Task brief
Each entry that appears below should be restated word for word.

★ ★ ★

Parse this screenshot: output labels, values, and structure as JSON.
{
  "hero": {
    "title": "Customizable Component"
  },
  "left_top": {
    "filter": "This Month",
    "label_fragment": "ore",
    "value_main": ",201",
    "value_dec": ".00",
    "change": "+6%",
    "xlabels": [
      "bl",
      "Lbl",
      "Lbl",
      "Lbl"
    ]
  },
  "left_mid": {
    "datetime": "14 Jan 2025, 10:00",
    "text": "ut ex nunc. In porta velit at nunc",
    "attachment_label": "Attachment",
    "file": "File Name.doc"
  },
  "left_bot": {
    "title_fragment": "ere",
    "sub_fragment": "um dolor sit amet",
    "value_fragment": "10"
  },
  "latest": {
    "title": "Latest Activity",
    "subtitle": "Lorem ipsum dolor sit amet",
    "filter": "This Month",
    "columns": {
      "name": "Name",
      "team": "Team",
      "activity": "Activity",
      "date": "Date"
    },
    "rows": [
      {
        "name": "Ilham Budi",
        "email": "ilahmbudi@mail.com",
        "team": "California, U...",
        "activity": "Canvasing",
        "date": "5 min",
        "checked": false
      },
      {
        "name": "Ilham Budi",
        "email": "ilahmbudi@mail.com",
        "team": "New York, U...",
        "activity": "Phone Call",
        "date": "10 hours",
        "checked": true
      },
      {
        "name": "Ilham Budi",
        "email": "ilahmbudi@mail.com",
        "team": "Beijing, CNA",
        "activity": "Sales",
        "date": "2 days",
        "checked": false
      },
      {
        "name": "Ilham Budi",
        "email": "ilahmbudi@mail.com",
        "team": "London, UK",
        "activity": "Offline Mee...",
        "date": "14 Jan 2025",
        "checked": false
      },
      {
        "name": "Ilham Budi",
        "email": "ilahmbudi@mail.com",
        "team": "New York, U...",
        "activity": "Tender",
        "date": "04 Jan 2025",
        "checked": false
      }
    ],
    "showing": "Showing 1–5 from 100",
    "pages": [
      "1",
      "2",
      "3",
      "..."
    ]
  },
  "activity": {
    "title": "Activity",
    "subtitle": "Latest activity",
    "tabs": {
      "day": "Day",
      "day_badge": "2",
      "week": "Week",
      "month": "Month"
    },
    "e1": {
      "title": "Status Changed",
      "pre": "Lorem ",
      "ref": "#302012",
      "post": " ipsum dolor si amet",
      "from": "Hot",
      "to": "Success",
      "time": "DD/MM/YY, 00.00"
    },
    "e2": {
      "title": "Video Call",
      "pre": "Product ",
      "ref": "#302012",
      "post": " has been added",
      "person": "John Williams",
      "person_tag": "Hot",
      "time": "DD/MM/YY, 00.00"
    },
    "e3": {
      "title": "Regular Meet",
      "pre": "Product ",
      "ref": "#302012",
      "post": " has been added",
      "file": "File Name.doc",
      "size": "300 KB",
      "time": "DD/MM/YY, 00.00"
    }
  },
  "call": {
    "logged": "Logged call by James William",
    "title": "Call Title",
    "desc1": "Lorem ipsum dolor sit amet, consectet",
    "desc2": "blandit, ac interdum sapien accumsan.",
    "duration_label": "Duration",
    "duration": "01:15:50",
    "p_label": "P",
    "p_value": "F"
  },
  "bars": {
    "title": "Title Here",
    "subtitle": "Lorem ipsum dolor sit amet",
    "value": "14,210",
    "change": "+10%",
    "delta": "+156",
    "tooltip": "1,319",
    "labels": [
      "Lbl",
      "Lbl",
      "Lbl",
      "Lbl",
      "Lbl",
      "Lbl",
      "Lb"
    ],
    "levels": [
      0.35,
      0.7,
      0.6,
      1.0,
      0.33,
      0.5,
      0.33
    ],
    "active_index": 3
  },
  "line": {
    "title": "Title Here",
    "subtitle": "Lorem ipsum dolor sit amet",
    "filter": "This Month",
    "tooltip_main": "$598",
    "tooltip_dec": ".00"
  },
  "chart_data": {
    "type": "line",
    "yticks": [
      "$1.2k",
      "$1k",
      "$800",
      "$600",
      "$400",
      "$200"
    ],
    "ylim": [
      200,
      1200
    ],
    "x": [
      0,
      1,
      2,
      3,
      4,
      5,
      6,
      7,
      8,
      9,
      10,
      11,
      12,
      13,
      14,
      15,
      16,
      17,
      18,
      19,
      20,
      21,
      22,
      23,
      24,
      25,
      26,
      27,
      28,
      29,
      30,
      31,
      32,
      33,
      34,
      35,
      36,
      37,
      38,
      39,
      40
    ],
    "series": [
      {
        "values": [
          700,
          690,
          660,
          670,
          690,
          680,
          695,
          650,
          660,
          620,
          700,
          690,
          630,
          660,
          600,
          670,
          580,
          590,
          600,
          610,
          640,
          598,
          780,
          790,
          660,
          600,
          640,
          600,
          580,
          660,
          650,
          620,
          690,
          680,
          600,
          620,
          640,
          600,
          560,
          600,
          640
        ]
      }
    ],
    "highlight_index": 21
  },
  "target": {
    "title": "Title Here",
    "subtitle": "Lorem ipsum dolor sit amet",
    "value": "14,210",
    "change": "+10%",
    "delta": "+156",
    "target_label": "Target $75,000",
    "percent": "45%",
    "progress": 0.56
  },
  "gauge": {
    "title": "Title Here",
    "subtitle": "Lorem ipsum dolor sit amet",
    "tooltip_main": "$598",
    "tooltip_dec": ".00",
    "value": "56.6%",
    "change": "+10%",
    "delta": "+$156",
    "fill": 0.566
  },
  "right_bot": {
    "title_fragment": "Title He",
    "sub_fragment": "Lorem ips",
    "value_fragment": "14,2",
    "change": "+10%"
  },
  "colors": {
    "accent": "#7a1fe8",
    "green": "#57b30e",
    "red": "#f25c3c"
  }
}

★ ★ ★

Your response
Parse this screenshot: output labels, values, and structure as JSON.
{
  "hero": {
    "title": "Customizable Component"
  },
  "left_top": {
    "filter": "This Month",
    "label_fragment": "ore",
    "value_main": ",201",
    "value_dec": ".00",
    "change": "+6%",
    "xlabels": [
      "bl",
      "Lbl",
      "Lbl",
      "Lbl"
    ]
  },
  "left_mid": {
    "datetime": "14 Jan 2025, 10:00",
    "text": "ut ex nunc. In porta velit at nunc",
    "attachment_label": "Attachment",
    "file": "File Name.doc"
  },
  "left_bot": {
    "title_fragment": "ere",
    "sub_fragment": "um dolor sit amet",
    "value_fragment": "10"
  },
  "latest": {
    "title": "Latest Activity",
    "subtitle": "Lorem ipsum dolor sit amet",
    "filter": "This Month",
    "columns": {
      "name": "Name",
      "team": "Team",
      "activity": "Activity",
      "date": "Date"
    },
    "rows": [
      {
        "name": "Ilham Budi",
        "email": "ilahmbudi@mail.com",
        "team": "California, U...",
        "activity": "Canvasing",
        "date": "5 min",
        "checked": false
      },
      {
        "name": "Ilham Budi",
        "email": "ilahmbudi@mail.com",
        "team": "New York, U...",
        "activity": "Phone Call",
        "date": "10 hours",
        "checked": true
      },
      {
        "name": "Ilham Budi",
        "email": "ilahmbudi@mail.com",
        "team": "Beijing, CNA",
        "activity": "Sales",
        "date": "2 days",
        "checked": false
      },
      {
        "name": "Ilham Budi",
        "email": "ilahmbudi@mail.com",
        "team": "London, UK",
        "activity": "Offline Mee...",
        "date": "14 Jan 2025",
        "checked": false
      },
      {
        "name": "Ilham Budi",
        "email": "ilahmbudi@mail.com",
        "team": "New York, U...",
        "activity": "Tender",
        "date": "04 Jan 2025",
        "checked": false
      }
    ],
    "showing": "Showing 1–5 from 100",
    "pages": [
      "1",
      "2",
      "3",
      "..."
    ]
  },
  "activity": {
    "title": "Activity",
    "subtitle": "Latest activity",
    "tabs": {
      "day": "Day",
      "day_badge": "2",
      "week": "Week",
      "month": "Month"
    },
    "e1": {
      "title": "Status Changed",
      "pre": "Lorem ",
      "ref": "#302012",
      "post": " ipsum dolor si amet",
      "from": "Hot",
      "to": "Success",
      "time": "DD/MM/YY, 00.00"
    },
    "e2": {
      "title": "Video Call",
      "pre": "Product ",
      "ref": "#302012",
      "post": " has been added",
      "person": "John Williams",
      "person_tag": "Hot",
      "time": "DD/MM/YY, 00.00"
    },
    "e3": {
      "title": "Regular Meet",
      "pre": "Product ",
      "ref": "#302012",
      "post": " has been added",
      "file": "File Name.doc",
      "size": "300 KB",
      "time": "DD/MM/YY, 00.00"
    }
  },
  "call": {
    "logged": "Logged call by James William",
    "title": "Call Title",
    "desc1": "Lorem ipsum dolor sit amet, consectet",
    "desc2": "blandit, ac interdum sapien accumsan.",
    "duration_label": "Duration",
    "duration": "01:15:50",
    "p_label": "P",
    "p_value": "F"
  },
  "bars": {
    "title": "Title Here",
    "subtitle": "Lorem ipsum dolor sit amet",
    "value": "14,210",
    "change": "+10%",
    "delta": "+156",
    "tooltip": "1,319",
    "labels": [
      "Lbl",
      "Lbl",
      "Lbl",
      "Lbl",
      "Lbl",
      "Lbl",
      "Lb"
    ],
    "levels": [
      0.35,
      0.7,
      0.6,
      1.0,
      0.33,
      0.5,
      0.33
    ],
    "active_index": 3
  },
  "line": {
    "title": "Title Here",
    "subtitle": "Lorem ipsum dolor sit amet",
    "filter": "This Month",
    "tooltip_main": "$598",
    "tooltip_dec": ".00"
  },
  "chart_data": {
    "type": "line",
    "yticks": [
      "$1.2k",
      "$1k",
      "$800",
      "$600",
      "$400",
      "$200"
    ],
    "ylim": [
      200,
      1200
    ],
    "x": [
      0,
      1,
      2,
      3,
      4,
      5,
      6,
      7,
      8,
      9,
      10,
      11,
      12,
      13,
      14,
      15,
      16,
      17,
      18,
      19,
      20,
      21,
      22,
      23,
      24,
      25,
      26,
      27,
      28,
      29,
      30,
      31,
      32,
      33,
      34,
      35,
      36,
      37,
      38,
      39,
      40
    ],
    "series": [
      {
        "values": [
          700,
          690,
          660,
          670,
          690,
          680,
          695,
          650,
          660,
          620,
          700,
          690,
          630,
          660,
          600,
          670,
          580,
          590,
          600,
          610,
          640,
          598,
          780,
          790,
          660,
          600,
          640,
          600,
          580,
          660,
          650,
          620,
          690,
          680,
          600,
          620,
          640,
          600,
          560,
          600,
          640
        ]
      }
    ],
    "highlight_index": 21
  },
  "target": {
    "title": "Title Here",
    "subtitle": "Lorem ipsum dolor sit amet",
    "value": "14,210",
    "change": "+10%",
    "delta": "+156",
    "target_label": "Target $75,000",
    "percent": "45%",
    "progress": 0.56
  },
  "gauge": {
    "title": "Title Here",
    "subtitle": "Lorem ipsum dolor sit amet",
    "tooltip_main": "$598",
    "tooltip_dec": ".00",
    "value": "56.6%",
    "change": "+10%",
    "delta": "+$156",
    "fill": 0.566
  },
  "right_bot": {
    "title_fragment": "Title He",
    "sub_fragment": "Lorem ips",
    "value_fragment": "14,2",
    "change": "+10%"
  },
  "colors": {
    "accent": "#7a1fe8",
    "green": "#57b30e",
    "red": "#f25c3c"
  }
}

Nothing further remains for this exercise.